The Federal Trade Commission (FTC) is constantly working to make sure consumers are given the opportunity to make well-informed decisions about the products and services they invest in. No consumer should ever feel duped or suckered into a purchase. This means that most of the FTC's policies are grounded in the concept of complete transparency when it comes to things like sponsorship and affiliate marketing.
It's not that the FTC doesn't want you making money as an affiliate -- but they want buyers to have all the information that might influence their buying decision upfront.
And for some people, knowing that you are being compensated for making a recommendation or referral could affect their decision to buy.
So, make sure you write an affiliate disclosure that complies with all FTC regulations. Not only will these disclosures keep you in compliance with the law, but it will help you build and establish trust with your clients.
Having one main affiliate disclosure on your website is not enough. You will also want to be sure to provide a complete affiliate disclosure in every blog post or email that contains affiliate links. I even have an affiliate disclosure in my writing contracts with my clients -- so they know before we even start working that I may, from time to time, recommend products or services that complement my own... and that I am an affiliate for some of those products and services.
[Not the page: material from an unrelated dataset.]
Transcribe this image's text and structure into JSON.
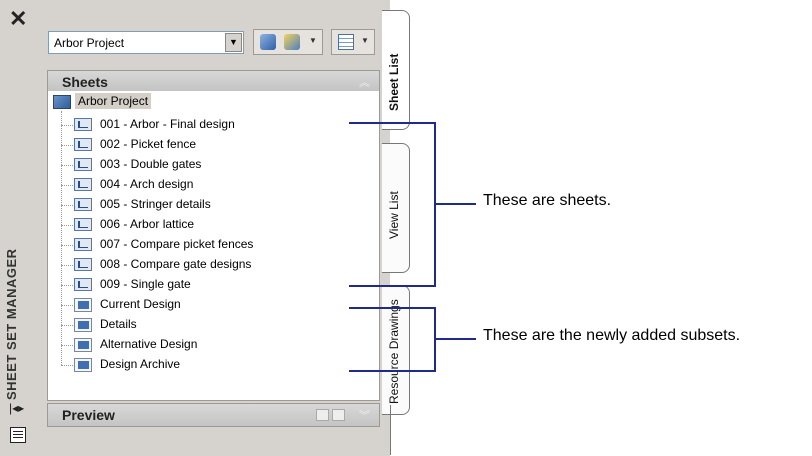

Step Four: Get Approved for your Chosen Programs and Read those Agreements
Believe me, I know exactly how boring contracts and legal agreements can be. But we're talking money here, right? And we don't want anything to happen to you that would get you kicked out of an affiliate program. So you want to suck down some caffeine, put the kids to bed, get rid of the distractions, and read those affiliate agreements as they come in.
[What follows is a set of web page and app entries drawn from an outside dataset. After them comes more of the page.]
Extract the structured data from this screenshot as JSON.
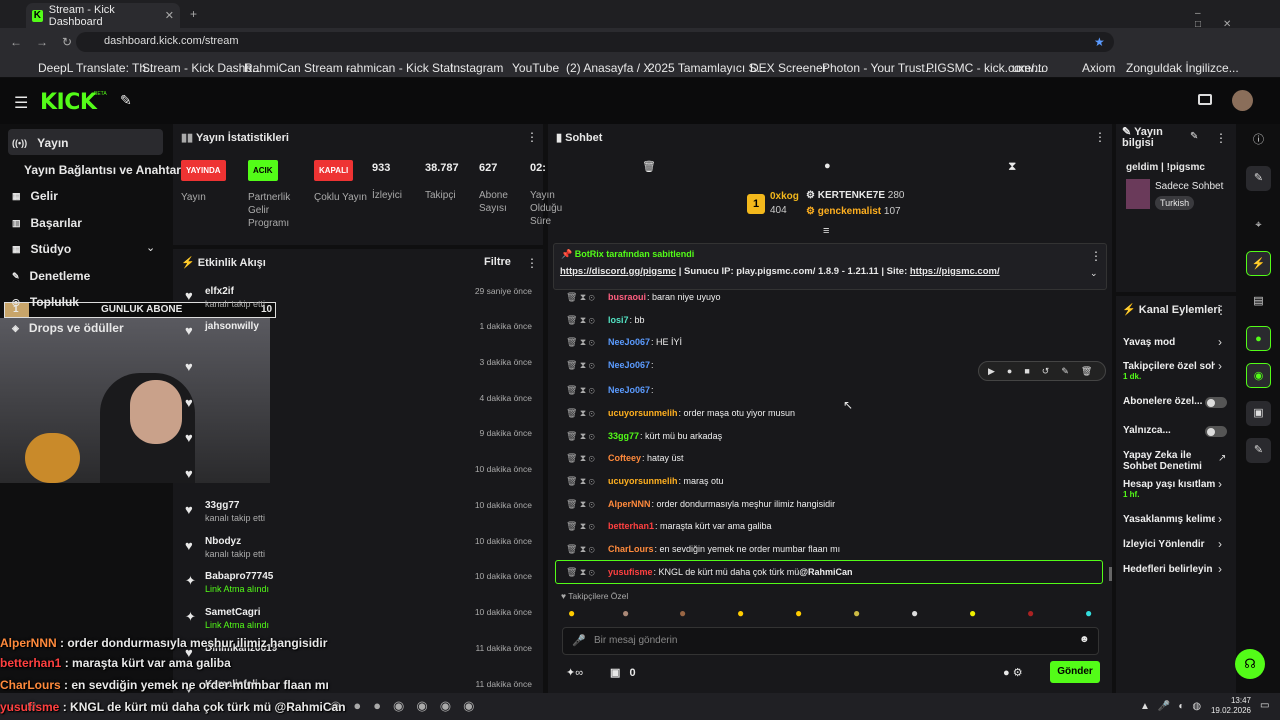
{
  "browser": {
    "tab_title": "Stream - Kick Dashboard",
    "url": "dashboard.kick.com/stream",
    "bookmarks": [
      "DeepL Translate: Th...",
      "Stream - Kick Dashb...",
      "RahmiCan Stream -...",
      "rahmican - Kick Stat...",
      "Instagram",
      "YouTube",
      "(2) Anasayfa / X",
      "2025 Tamamlayıcı S...",
      "DEX Screener",
      "Photon - Your Trust...",
      "PIGSMC - kick.com/...",
      "uxento",
      "Axiom",
      "Zonguldak İngilizce..."
    ]
  },
  "kick": {
    "logo": "KICK",
    "beta": "BETA"
  },
  "sidebar": {
    "items": [
      "Yayın",
      "Yayın Bağlantısı ve Anahtarı",
      "Gelir",
      "Başarılar",
      "Stüdyo",
      "Denetleme",
      "Topluluk",
      "Drops ve ödüller"
    ]
  },
  "overlay": {
    "goal_label": "GUNLUK ABONE",
    "goal_start": "1",
    "goal_target": "10"
  },
  "stats": {
    "title": "Yayın İstatistikleri",
    "items": [
      {
        "badge": "YAYINDA",
        "label": "Yayın"
      },
      {
        "badge": "ACIK",
        "label": "Partnerlik Gelir Programı"
      },
      {
        "badge": "KAPALI",
        "label": "Çoklu Yayın"
      },
      {
        "value": "933",
        "label": "İzleyici"
      },
      {
        "value": "38.787",
        "label": "Takipçi"
      },
      {
        "value": "627",
        "label": "Abone Sayısı"
      },
      {
        "value": "02:",
        "label": "Yayın Olduğu Süre"
      }
    ]
  },
  "activity": {
    "title": "Etkinlik Akışı",
    "filter": "Filtre",
    "items": [
      {
        "name": "elfx2if",
        "sub": "kanalı takip etti",
        "time": "29 saniye önce"
      },
      {
        "name": "jahsonwilly",
        "sub": "",
        "time": "1 dakika önce"
      },
      {
        "name": "",
        "sub": "",
        "time": "3 dakika önce"
      },
      {
        "name": "",
        "sub": "",
        "time": "4 dakika önce"
      },
      {
        "name": "",
        "sub": "",
        "time": "9 dakika önce"
      },
      {
        "name": "",
        "sub": "",
        "time": "10 dakika önce"
      },
      {
        "name": "33gg77",
        "sub": "kanalı takip etti",
        "time": "10 dakika önce"
      },
      {
        "name": "Nbodyz",
        "sub": "kanalı takip etti",
        "time": "10 dakika önce"
      },
      {
        "name": "Babapro77745",
        "sub": "Link Atma alındı",
        "time": "10 dakika önce"
      },
      {
        "name": "SametCagri",
        "sub": "Link Atma alındı",
        "time": "10 dakika önce"
      },
      {
        "name": "Dinimkanz0019",
        "sub": "",
        "time": "11 dakika önce"
      },
      {
        "name": "Kemaliafeli",
        "sub": "",
        "time": "11 dakika önce"
      }
    ]
  },
  "chat": {
    "title": "Sohbet",
    "leaders": [
      {
        "name": "0xkog",
        "count": "404"
      },
      {
        "name": "KERTENKE7E",
        "count": "280"
      },
      {
        "name": "genckemalist",
        "count": "107"
      }
    ],
    "pinned_by": "BotRix tarafından sabitlendi",
    "pinned_link1": "https://discord.gg/pigsmc",
    "pinned_mid": " | Sunucu IP: play.pigsmc.com/ 1.8.9 - 1.21.11 | Site: ",
    "pinned_link2": "https://pigsmc.com/",
    "messages": [
      {
        "user": "busraoui",
        "text": ": baran niye uyuyo",
        "color": "#ff5f80"
      },
      {
        "user": "losi7",
        "text": ": bb",
        "color": "#53e4c4"
      },
      {
        "user": "NeeJo067",
        "text": ": HE İYİ",
        "color": "#5b9bff"
      },
      {
        "user": "NeeJo067",
        "text": ":",
        "color": "#5b9bff"
      },
      {
        "user": "NeeJo067",
        "text": ":",
        "color": "#5b9bff"
      },
      {
        "user": "ucuyorsunmelih",
        "text": ": order maşa otu yiyor musun",
        "color": "#ffb020"
      },
      {
        "user": "33gg77",
        "text": ": kürt mü bu arkadaş",
        "color": "#53fc18"
      },
      {
        "user": "Cofteey",
        "text": ": hatay üst",
        "color": "#ff8a3c"
      },
      {
        "user": "ucuyorsunmelih",
        "text": ": maraş otu",
        "color": "#ffb020"
      },
      {
        "user": "AlperNNN",
        "text": ": order dondurmasıyla meşhur ilimiz hangisidir",
        "color": "#ff8a3c"
      },
      {
        "user": "betterhan1",
        "text": ": maraşta kürt var ama galiba",
        "color": "#ff4040"
      },
      {
        "user": "CharLours",
        "text": ": en sevdiğin yemek ne order mumbar flaan mı",
        "color": "#ff8a3c"
      },
      {
        "user": "yusufisme",
        "text": ": KNGL de kürt mü daha çok türk mü ",
        "mention": "@RahmiCan",
        "color": "#ff4040"
      }
    ],
    "followers_only": "Takipçilere Özel",
    "input_placeholder": "Bir mesaj gönderin",
    "send": "Gönder",
    "points": "0"
  },
  "stream_info": {
    "title": "Yayın bilgisi",
    "stream_title": "geldim | !pigsmc",
    "mode": "Sadece Sohbet",
    "language": "Turkish"
  },
  "channel_actions": {
    "title": "Kanal Eylemleri",
    "items": [
      "Yavaş mod",
      "Takipçilere özel soh",
      "Abonelere özel...",
      "Yalnızca...",
      "Yapay Zeka ile Sohbet Denetimi",
      "Hesap yaşı kısıtlama",
      "Yasaklanmış kelime",
      "İzleyici Yönlendir",
      "Hedefleri belirleyin"
    ],
    "sub1": "1 dk.",
    "sub2": "1 hf."
  },
  "overlay_chat": [
    {
      "user": "AlperNNN",
      "text": " : order dondurmasıyla meşhur ilimiz hangisidir",
      "color": "#ff8a3c"
    },
    {
      "user": "betterhan1",
      "text": " : maraşta kürt var ama galiba",
      "color": "#ff4040"
    },
    {
      "user": "CharLours",
      "text": " : en sevdiğin yemek ne order mumbar flaan mı",
      "color": "#ff8a3c"
    },
    {
      "user": "yusufisme",
      "text": " : KNGL de kürt mü daha çok türk mü @RahmiCan",
      "color": "#ff4040"
    }
  ],
  "clock": {
    "time": "13:47",
    "date": "19.02.2026"
  }
}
Every program has its own rules and guidelines. But there are a few staples that are fairly universal:
- Don't be spammy,
- Don't try to trick people into buying through your link,
- Don't lie,
- Don't purchase through your own affiliate link,
- Don't try to game the system using auto-refreshers or bots, and
- Don't misrepresent yourself by posing as part of the company.
Most of these seem pretty easy, right? In a nutshell, don't be one of those people who give other marketers a bad name.
But, even knowing these basics, you still want to go through and read each agreement so you can be sure that you are always in compliance with their policies. This is especially true for companies that have large, complicated affiliate programs, like Amazon.
Plus, a lot of companies provide training and other resources, such as banners, for their affiliates. So you'll want to make sure you read everything to help maximize your potential earnings from their program.
Did you enjoy this article? Here are some more posts about marketing as a freelance writer you may like: